Sunday “scaries,” bubbling anxiety, paranoia, restless nights. One could say I am in active recovery from perfectionism. Not only that, but I have been setting the intention to separate myself from, and challenge, romanticized stories of hard work. The kind of hard work that celebrates answering late-night emails, bulldozing through illness for the sake of meeting deadlines and “staying ahead,” and the pervasive story that one must always – always – run faster towards new and better opportunities. Why? Because to stand still, breathe, and cherish what is is just…downright lazy.
If any of this sounds at all familiar, you are not alone. We are part of a much larger social epidemic called The Laziness Lie – a phrase coined by author and professor Dr. Devon Price, Ph.D. It is the source of our guilty feelings that we are not “doing enough”; that deep down, we are lazy and that we must work very, very hard to overcome that laziness. What happens is our sense of self-worth becomes linked to our levels of productivity and what we accomplish. The Laziness Lie tells us that a life of unrelenting hard work is far superior to a life that moves at a slower pace.
Most of us would agree that pushing ourselves to the brink has not been working for us. Ignoring our basic needs, like rest and recovery, is causing us to become sick and fall victim to burnout. The Laziness Lie, as ubiquitous as it is, is unsustainable. It can feel greatly inauthentic and push us farther away from who we are, what we want and what we actually deem as important and meaningful.
Of course, not all of us are working 40-60+ hours a week at an office. Some of us work part-time. Some of us work four days a week and are home around 5pm. Some of us work during the day, others at night. Many of us are working hard to raise tiny humans. Sometimes we are monetarily compensated for our work, sometimes not. Some of us are in survival mode, putting out fires, taking things one moment at a time. Then, perhaps we are first called to consider what “work” means to us on a philosophical level; to consider the many cultural expectations that we measure ourselves against and what it means to contribute. And, in addition to that, to reframe and deconstruct the word “lazy” and who and in what circumstances we often attach that word to.
In any culture, there is a dominant “story” about what it means to be a worthy person. We can get quite good at giving the impression that we have things together, that we are independent and abundantly available for more and more. I might encourage you to consider the expectations you do measure yourself against and those that you do not.
The expectation to always keep it together.
To climb the corporate ladder.
To produce things.
To know exactly where you are going in life.
Are there things you value now, or things you deem precious, that would lead you to rewrite or let go of these expectations? When you step back and look at this life you are aspiring to, what would you call it? What are you hurtling towards?

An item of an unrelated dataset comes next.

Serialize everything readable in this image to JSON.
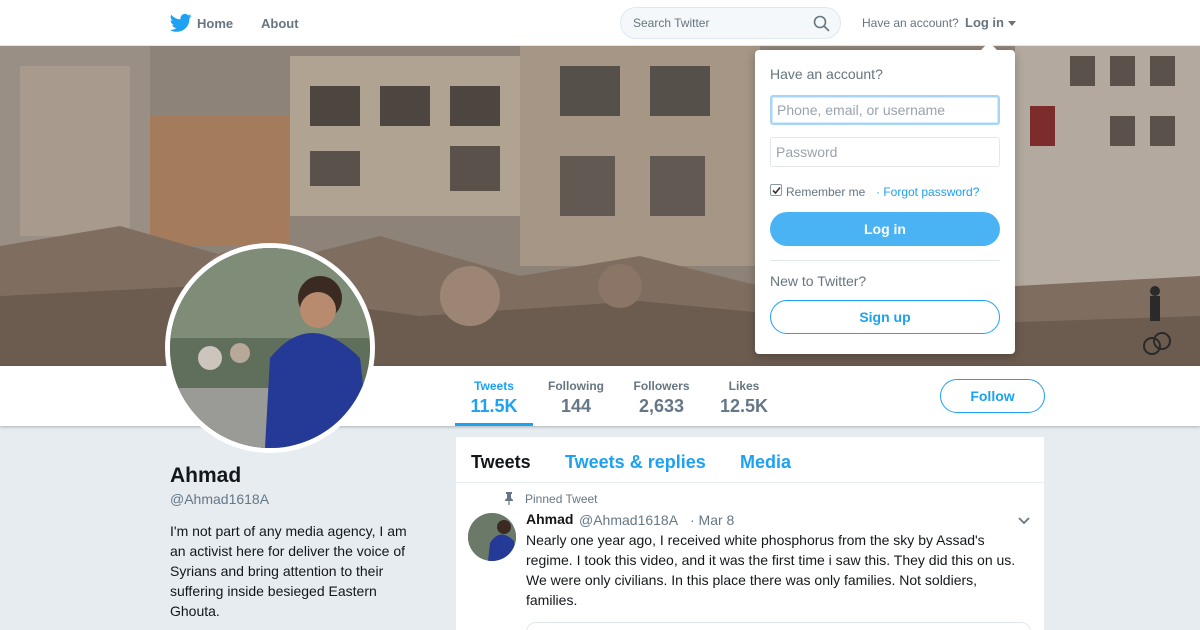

In moving away from The Laziness Lie, can we set the intention to focus on quality and savoring the unique, pleasurable moments of our lives? In other words, what do you actually like? Self-care does not just encompass prioritizing good nutrition, sleep and exercise – although undoubtedly important. Self-care can also include taking the time to be silly and doing things where we are not the expert or in charge. To remember, we are always students, always learning. We always have the capacity to be extraordinarily creative and intuitive.
Another essential item to consider and exercise: boundaries. We have every right to prioritize and protect our peace. Many of us fear setting limits, especially at work (of course, when we are in fear of losing our jobs, it is difficult to implement boundaries). Yet, we can be assertive without being aggressive or passive:
“I’m not going to be available to answer emails or phone calls after 5pm.”
“I have a lot on my plate right now, so I won’t be able to assist you with this particular project.”
Therapist and writer, Nedra Glover Tawab, stated it best: “The more you appear to handle, the more you’ll be expected to handle.” Consider what you can do to limit the possibility of overextending yourself. However, because The Laziness Lie runs so deep, and because some workplaces do not offer leeway, there are times when the best option is to leave and consider other alternatives.
Lastly, think about it this way – we are never “doing nothing.” Even when we are lounging on the couch, we are breathing; we are regulating our nervous system; we are digesting; we are seeing, hearing, touching. Consider this a call to action to live our lives on our own terms. To connect with goals and pursuits that actually excite and motivate us!
Read more from Dr. Devon Price;
Read more from Nedra Glover Tawab: